→ **ABOUT THIS EXERCISE**: Please restate every record below word for word and skip the pictures.

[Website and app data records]
______________________________
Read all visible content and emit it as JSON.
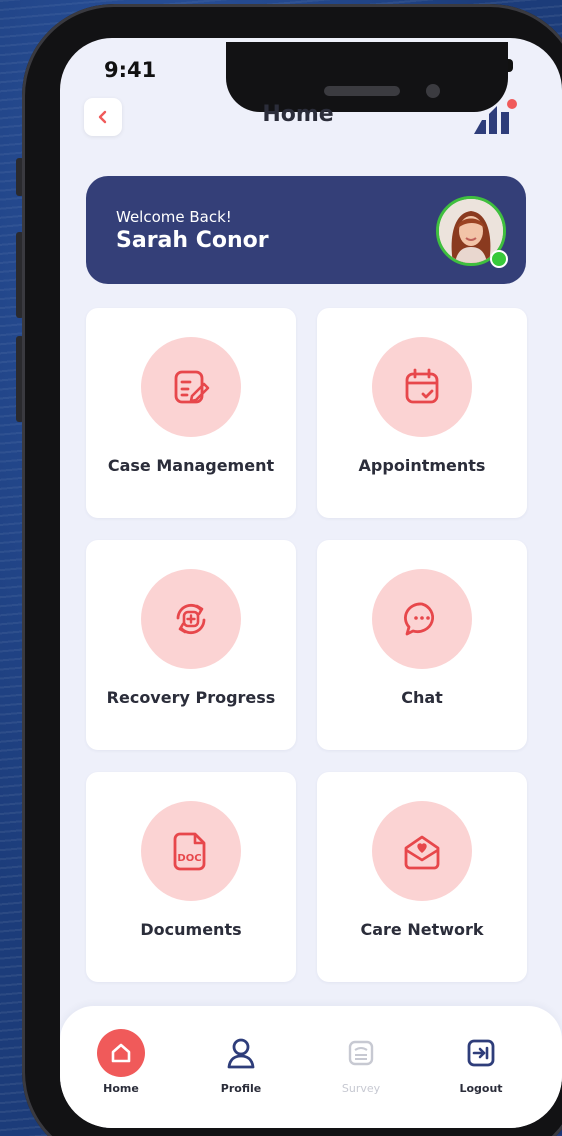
{
  "status_bar": {
    "time": "9:41"
  },
  "header": {
    "title": "Home"
  },
  "welcome": {
    "greeting": "Welcome Back!",
    "user_name": "Sarah Conor"
  },
  "menu": [
    {
      "label": "Case Management",
      "icon": "edit-note-icon"
    },
    {
      "label": "Appointments",
      "icon": "calendar-check-icon"
    },
    {
      "label": "Recovery Progress",
      "icon": "recovery-cycle-icon"
    },
    {
      "label": "Chat",
      "icon": "chat-bubble-icon"
    },
    {
      "label": "Documents",
      "icon": "doc-file-icon"
    },
    {
      "label": "Care Network",
      "icon": "heart-mail-icon"
    }
  ],
  "bottom_nav": [
    {
      "label": "Home",
      "icon": "home-icon",
      "active": true
    },
    {
      "label": "Profile",
      "icon": "user-icon"
    },
    {
      "label": "Survey",
      "icon": "survey-icon",
      "disabled": true
    },
    {
      "label": "Logout",
      "icon": "logout-icon"
    }
  ],
  "colors": {
    "accent": "#f05a5a",
    "icon_bg": "#fbd3d3",
    "banner": "#343f78",
    "screen_bg": "#eef0fa",
    "online": "#38c93a"
  }
}
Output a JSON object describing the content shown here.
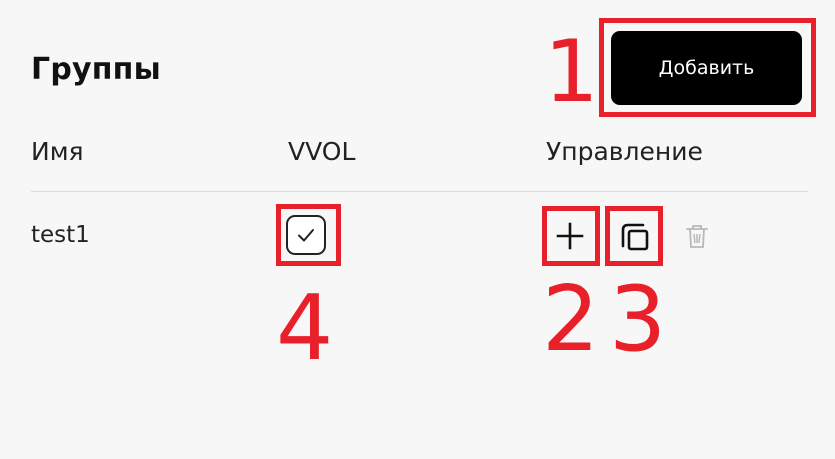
{
  "panel": {
    "title": "Группы",
    "add_button_label": "Добавить"
  },
  "table": {
    "columns": [
      "Имя",
      "VVOL",
      "Управление"
    ],
    "rows": [
      {
        "name": "test1",
        "vvol_checked": true,
        "actions": [
          "plus-icon",
          "copy-icon",
          "trash-icon"
        ]
      }
    ]
  },
  "annotations": {
    "labels": [
      "1",
      "2",
      "3",
      "4"
    ],
    "color": "#e8202a"
  }
}
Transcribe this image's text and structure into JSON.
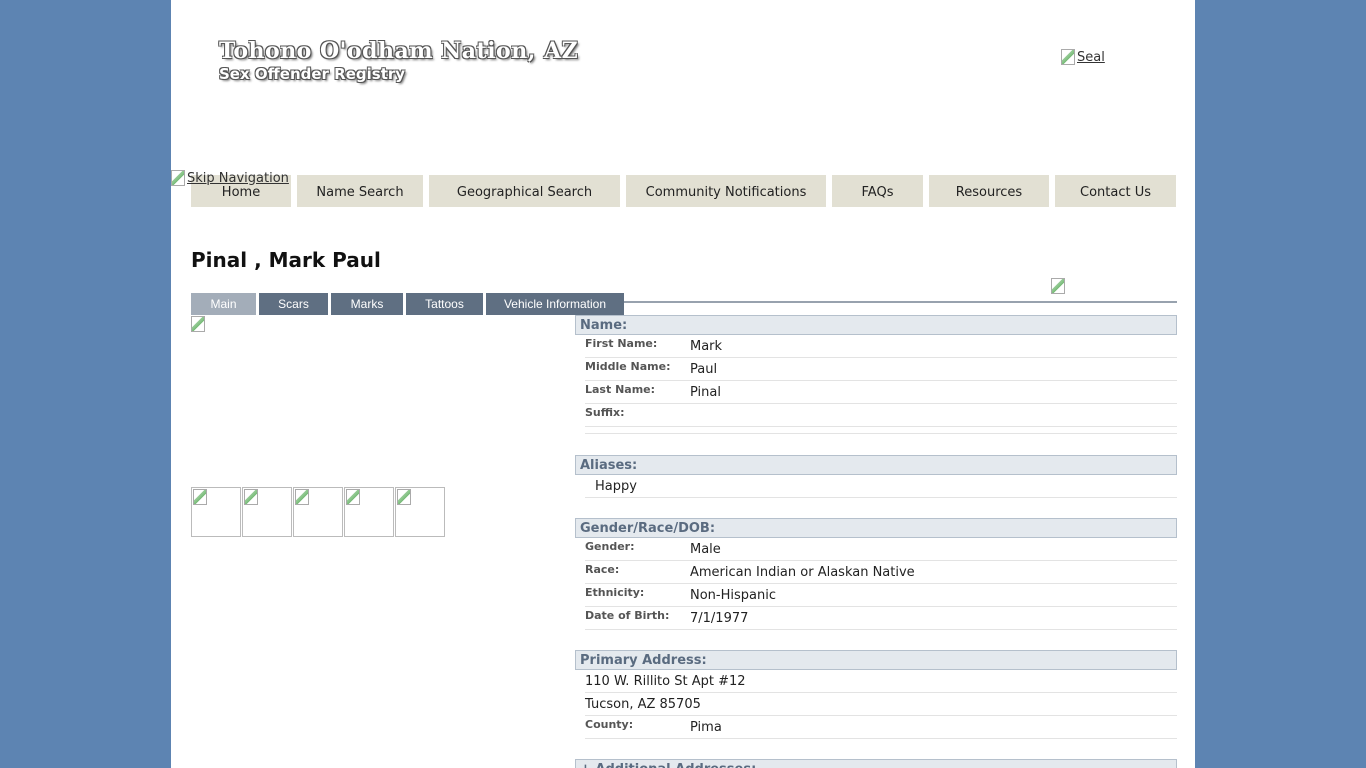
{
  "header": {
    "title": "Tohono O'odham Nation, AZ",
    "subtitle": "Sex Offender Registry",
    "seal_alt": "Seal",
    "skip_nav_alt": "Skip Navigation"
  },
  "nav": {
    "items": [
      {
        "label": "Home"
      },
      {
        "label": "Name Search"
      },
      {
        "label": "Geographical Search"
      },
      {
        "label": "Community Notifications"
      },
      {
        "label": "FAQs"
      },
      {
        "label": "Resources"
      },
      {
        "label": "Contact Us"
      }
    ]
  },
  "person": {
    "display_name": "Pinal , Mark Paul"
  },
  "tabs": [
    {
      "label": "Main",
      "active": true
    },
    {
      "label": "Scars"
    },
    {
      "label": "Marks"
    },
    {
      "label": "Tattoos"
    },
    {
      "label": "Vehicle Information"
    }
  ],
  "sections": {
    "name": {
      "heading": "Name:",
      "first_label": "First Name:",
      "first": "Mark",
      "middle_label": "Middle Name:",
      "middle": "Paul",
      "last_label": "Last Name:",
      "last": "Pinal",
      "suffix_label": "Suffix:",
      "suffix": ""
    },
    "aliases": {
      "heading": "Aliases:",
      "items": [
        "Happy"
      ]
    },
    "gender_race_dob": {
      "heading": "Gender/Race/DOB:",
      "gender_label": "Gender:",
      "gender": "Male",
      "race_label": "Race:",
      "race": "American Indian or Alaskan Native",
      "ethnicity_label": "Ethnicity:",
      "ethnicity": "Non-Hispanic",
      "dob_label": "Date of Birth:",
      "dob": "7/1/1977"
    },
    "primary_address": {
      "heading": "Primary Address:",
      "line1": "110 W. Rillito St Apt #12",
      "line2": "Tucson, AZ 85705",
      "county_label": "County:",
      "county": "Pima"
    },
    "additional_addresses": {
      "heading": "+ Additional Addresses:"
    }
  }
}
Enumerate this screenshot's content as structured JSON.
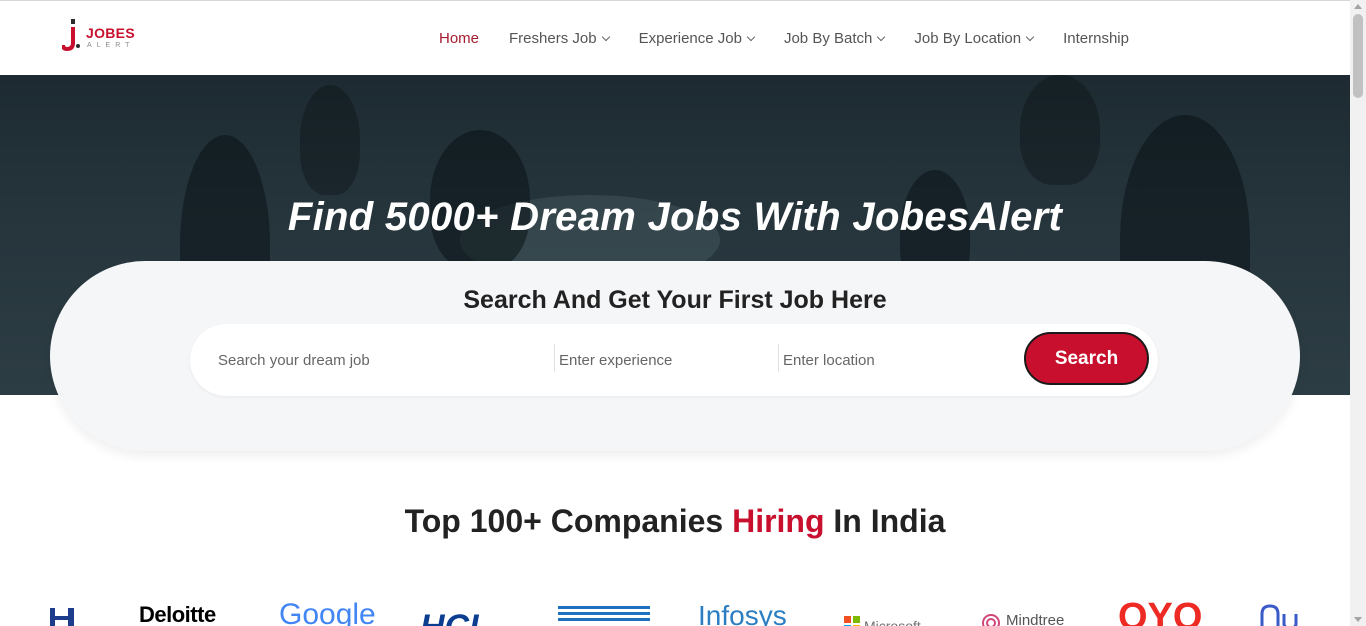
{
  "brand": {
    "name": "JOBES",
    "tagline": "ALERT",
    "colors": {
      "accent": "#c8102e",
      "nav_active": "#a51c30",
      "text": "#222222"
    }
  },
  "nav": {
    "items": [
      {
        "label": "Home",
        "active": true,
        "has_dropdown": false
      },
      {
        "label": "Freshers Job",
        "active": false,
        "has_dropdown": true
      },
      {
        "label": "Experience Job",
        "active": false,
        "has_dropdown": true
      },
      {
        "label": "Job By Batch",
        "active": false,
        "has_dropdown": true
      },
      {
        "label": "Job By Location",
        "active": false,
        "has_dropdown": true
      },
      {
        "label": "Internship",
        "active": false,
        "has_dropdown": false
      }
    ]
  },
  "hero": {
    "title": "Find 5000+ Dream Jobs With JobesAlert"
  },
  "search": {
    "heading": "Search And Get Your First Job Here",
    "job_placeholder": "Search your dream job",
    "experience_placeholder": "Enter experience",
    "location_placeholder": "Enter location",
    "button_label": "Search"
  },
  "companies": {
    "title_before": "Top 100+ Companies ",
    "title_highlight": "Hiring",
    "title_after": " In India",
    "logos": [
      {
        "name": "Deloitte",
        "color": "#000000"
      },
      {
        "name": "Google",
        "color": "#4285f4"
      },
      {
        "name": "HCL",
        "color": "#0b3d91"
      },
      {
        "name": "IBM",
        "color": "#1f70c1"
      },
      {
        "name": "Infosys",
        "color": "#2a7ec1"
      },
      {
        "name": "Microsoft",
        "color": "#737373"
      },
      {
        "name": "Mindtree",
        "color": "#555555"
      },
      {
        "name": "OYO",
        "color": "#ee2a24"
      }
    ]
  }
}
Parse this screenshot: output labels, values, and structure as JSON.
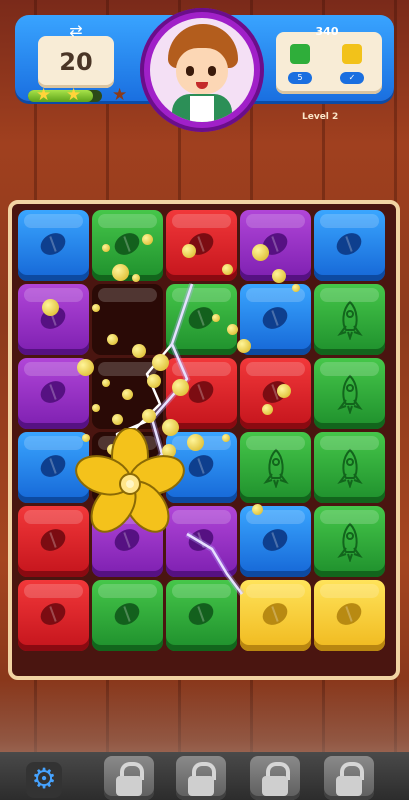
{
  "header": {
    "moves": "20",
    "swap_icon": "⇄",
    "score": "340",
    "level_label": "Level 2",
    "stars": {
      "earned": 2,
      "total": 3,
      "progress": 0.88
    },
    "goals": [
      {
        "color": "#2fae3a",
        "icon": "green-square",
        "badge": "5"
      },
      {
        "color": "#f2c21a",
        "icon": "yellow-square",
        "badge": "✓"
      }
    ]
  },
  "board": {
    "columns": 5,
    "rows": 6,
    "tiles": [
      [
        "blue-bean",
        "green-bean",
        "red-bean",
        "purple-bean",
        "blue-bean"
      ],
      [
        "purple-bean",
        "empty",
        "green-bean",
        "blue-bean",
        "green-rocket"
      ],
      [
        "purple-bean",
        "empty",
        "red-bean",
        "red-bean",
        "green-rocket"
      ],
      [
        "blue-bean",
        "empty",
        "blue-bean",
        "green-rocket",
        "green-rocket"
      ],
      [
        "red-bean",
        "purple-bean",
        "purple-bean",
        "blue-bean",
        "green-rocket"
      ],
      [
        "red-bean",
        "green-bean",
        "green-bean",
        "yellow-bean",
        "yellow-bean"
      ]
    ],
    "booster": "pinwheel-icon",
    "effect": "lightning-icon"
  },
  "bottom_bar": {
    "settings_icon": "⚙",
    "boosters": [
      {
        "name": "locked-booster-1",
        "locked": true
      },
      {
        "name": "locked-booster-2",
        "locked": true
      },
      {
        "name": "locked-booster-3",
        "locked": true
      },
      {
        "name": "locked-booster-4",
        "locked": true
      }
    ]
  }
}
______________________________
→ **YOUR SOLUTION**:
Read all visible content and emit it as JSON.
{
  "status_bar": {
    "time": "9:41"
  },
  "header": {
    "title": "Home"
  },
  "welcome": {
    "greeting": "Welcome Back!",
    "user_name": "Sarah Conor"
  },
  "menu": [
    {
      "label": "Case Management",
      "icon": "edit-note-icon"
    },
    {
      "label": "Appointments",
      "icon": "calendar-check-icon"
    },
    {
      "label": "Recovery Progress",
      "icon": "recovery-cycle-icon"
    },
    {
      "label": "Chat",
      "icon": "chat-bubble-icon"
    },
    {
      "label": "Documents",
      "icon": "doc-file-icon"
    },
    {
      "label": "Care Network",
      "icon": "heart-mail-icon"
    }
  ],
  "bottom_nav": [
    {
      "label": "Home",
      "icon": "home-icon",
      "active": true
    },
    {
      "label": "Profile",
      "icon": "user-icon"
    },
    {
      "label": "Survey",
      "icon": "survey-icon",
      "disabled": true
    },
    {
      "label": "Logout",
      "icon": "logout-icon"
    }
  ],
  "colors": {
    "accent": "#f05a5a",
    "icon_bg": "#fbd3d3",
    "banner": "#343f78",
    "screen_bg": "#eef0fa",
    "online": "#38c93a"
  }
}
Output a JSON object describing the content shown here.
{
  "panel": {
    "title": "Группы",
    "add_button_label": "Добавить"
  },
  "table": {
    "columns": [
      "Имя",
      "VVOL",
      "Управление"
    ],
    "rows": [
      {
        "name": "test1",
        "vvol_checked": true,
        "actions": [
          "plus-icon",
          "copy-icon",
          "trash-icon"
        ]
      }
    ]
  },
  "annotations": {
    "labels": [
      "1",
      "2",
      "3",
      "4"
    ],
    "color": "#e8202a"
  }
}
Transcribe this image's text and structure into JSON.
{
  "header": {
    "title": "Tohono O'odham Nation, AZ",
    "subtitle": "Sex Offender Registry",
    "seal_alt": "Seal",
    "skip_nav_alt": "Skip Navigation"
  },
  "nav": {
    "items": [
      {
        "label": "Home"
      },
      {
        "label": "Name Search"
      },
      {
        "label": "Geographical Search"
      },
      {
        "label": "Community Notifications"
      },
      {
        "label": "FAQs"
      },
      {
        "label": "Resources"
      },
      {
        "label": "Contact Us"
      }
    ]
  },
  "person": {
    "display_name": "Pinal , Mark Paul"
  },
  "tabs": [
    {
      "label": "Main",
      "active": true
    },
    {
      "label": "Scars"
    },
    {
      "label": "Marks"
    },
    {
      "label": "Tattoos"
    },
    {
      "label": "Vehicle Information"
    }
  ],
  "sections": {
    "name": {
      "heading": "Name:",
      "first_label": "First Name:",
      "first": "Mark",
      "middle_label": "Middle Name:",
      "middle": "Paul",
      "last_label": "Last Name:",
      "last": "Pinal",
      "suffix_label": "Suffix:",
      "suffix": ""
    },
    "aliases": {
      "heading": "Aliases:",
      "items": [
        "Happy"
      ]
    },
    "gender_race_dob": {
      "heading": "Gender/Race/DOB:",
      "gender_label": "Gender:",
      "gender": "Male",
      "race_label": "Race:",
      "race": "American Indian or Alaskan Native",
      "ethnicity_label": "Ethnicity:",
      "ethnicity": "Non-Hispanic",
      "dob_label": "Date of Birth:",
      "dob": "7/1/1977"
    },
    "primary_address": {
      "heading": "Primary Address:",
      "line1": "110 W. Rillito St Apt #12",
      "line2": "Tucson, AZ 85705",
      "county_label": "County:",
      "county": "Pima"
    },
    "additional_addresses": {
      "heading": "+ Additional Addresses:"
    }
  }
}
Enumerate this screenshot's content as structured JSON.
{
  "brand": {
    "name": "JOBES",
    "tagline": "ALERT",
    "colors": {
      "accent": "#c8102e",
      "nav_active": "#a51c30",
      "text": "#222222"
    }
  },
  "nav": {
    "items": [
      {
        "label": "Home",
        "active": true,
        "has_dropdown": false
      },
      {
        "label": "Freshers Job",
        "active": false,
        "has_dropdown": true
      },
      {
        "label": "Experience Job",
        "active": false,
        "has_dropdown": true
      },
      {
        "label": "Job By Batch",
        "active": false,
        "has_dropdown": true
      },
      {
        "label": "Job By Location",
        "active": false,
        "has_dropdown": true
      },
      {
        "label": "Internship",
        "active": false,
        "has_dropdown": false
      }
    ]
  },
  "hero": {
    "title": "Find 5000+ Dream Jobs With JobesAlert"
  },
  "search": {
    "heading": "Search And Get Your First Job Here",
    "job_placeholder": "Search your dream job",
    "experience_placeholder": "Enter experience",
    "location_placeholder": "Enter location",
    "button_label": "Search"
  },
  "companies": {
    "title_before": "Top 100+ Companies ",
    "title_highlight": "Hiring",
    "title_after": " In India",
    "logos": [
      {
        "name": "Deloitte",
        "color": "#000000"
      },
      {
        "name": "Google",
        "color": "#4285f4"
      },
      {
        "name": "HCL",
        "color": "#0b3d91"
      },
      {
        "name": "IBM",
        "color": "#1f70c1"
      },
      {
        "name": "Infosys",
        "color": "#2a7ec1"
      },
      {
        "name": "Microsoft",
        "color": "#737373"
      },
      {
        "name": "Mindtree",
        "color": "#555555"
      },
      {
        "name": "OYO",
        "color": "#ee2a24"
      }
    ]
  }
}
Parse this screenshot: output labels, values, and structure as JSON.
{
  "header": {
    "moves": "20",
    "swap_icon": "⇄",
    "score": "340",
    "level_label": "Level 2",
    "stars": {
      "earned": 2,
      "total": 3,
      "progress": 0.88
    },
    "goals": [
      {
        "color": "#2fae3a",
        "icon": "green-square",
        "badge": "5"
      },
      {
        "color": "#f2c21a",
        "icon": "yellow-square",
        "badge": "✓"
      }
    ]
  },
  "board": {
    "columns": 5,
    "rows": 6,
    "tiles": [
      [
        "blue-bean",
        "green-bean",
        "red-bean",
        "purple-bean",
        "blue-bean"
      ],
      [
        "purple-bean",
        "empty",
        "green-bean",
        "blue-bean",
        "green-rocket"
      ],
      [
        "purple-bean",
        "empty",
        "red-bean",
        "red-bean",
        "green-rocket"
      ],
      [
        "blue-bean",
        "empty",
        "blue-bean",
        "green-rocket",
        "green-rocket"
      ],
      [
        "red-bean",
        "purple-bean",
        "purple-bean",
        "blue-bean",
        "green-rocket"
      ],
      [
        "red-bean",
        "green-bean",
        "green-bean",
        "yellow-bean",
        "yellow-bean"
      ]
    ],
    "booster": "pinwheel-icon",
    "effect": "lightning-icon"
  },
  "bottom_bar": {
    "settings_icon": "⚙",
    "boosters": [
      {
        "name": "locked-booster-1",
        "locked": true
      },
      {
        "name": "locked-booster-2",
        "locked": true
      },
      {
        "name": "locked-booster-3",
        "locked": true
      },
      {
        "name": "locked-booster-4",
        "locked": true
      }
    ]
  }
}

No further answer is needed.